Johanson and Mary Leakey were scheduled to speak at a Nobel Symposium in Sweden in May 1978. The conference honored Mary Leakey, who received a medal from the King of Sweden for her scientific investigations. Mary Leakey received the Golden Linnaean Medal, but also was very embarrassed when Johanson announced the new name - Australopithecus afarensis - for his Afar Triangle finds and included Mary Leakey's 4 million year old Laetoli specimen (jaw bone LH4) from Tanzania as an exhibit. Johanson, who was scheduled to speak before Mary Leakey, scooped Mary's speech. She was angry that Johanson had named her discoveries, using a designation that was totally at odds with what she believed to be the evidence. Johanson's name stuck though today, based on more recent discoveries, he doubts the accuracy of the ape designation.

Based on years of teaching students, I have found that labels such as Neanderthal and Australopithecus tend to cause confusion. Among these groups the range of physical traits is the same as the range of traits found in modern human populations. So much so, that it is more helpful and more accurate to speak simply of archaic humans and modern humans. This is one reason I believe that the earliest humans appeared on Earth about 4 million years ago, and although they show archaic anatomical features, they were created fully human with the potential to develop (evolve) into modern humans.

Cranial capacity is not an indication of complexity of thought. The bicameral brain and the binary feature in the order of creation are what trigger complexity of thought and innovation. This binary pattern in the order of creation and among living organisms is found in Genesis, but has been largely overlooked by Bible commentators.

Related reading:  Fully Human From the Beginning; Binary Feature Triggered Greater Diversity;  Questioning the Common Ancestry Hypothesis


DManA said...

This is not an argument for or against evolution but it is an issue I cannot get my mind around - Evolution is said to occur over millennia or maybe centuries or even decades. But survival or extinction is decided in an eye blink.

Alice C. Linsley said...

Extinction can also be a gradual process, such as when a community of humans waste away and die due to nutritional deficiencies.

BibleJohn336 said...

Death did not exist until sin was introduced after Adam/Eve's disobedience. How do you propose to have millions of years of evolutionary death before Adam?

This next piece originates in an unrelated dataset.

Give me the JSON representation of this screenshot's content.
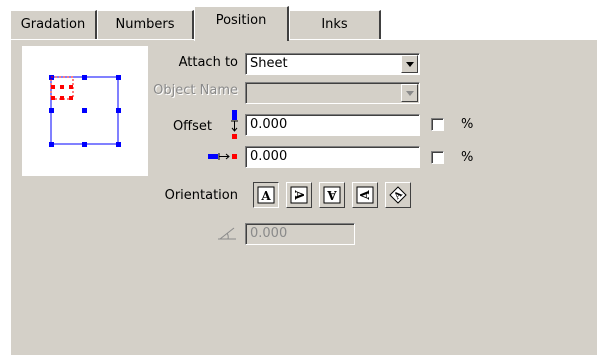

Alice C. Linsley said...

Are we speaking of "physical death" which doesn't necessarily mean separation from the Creator, or "spiritual death" which is separation from the Creator?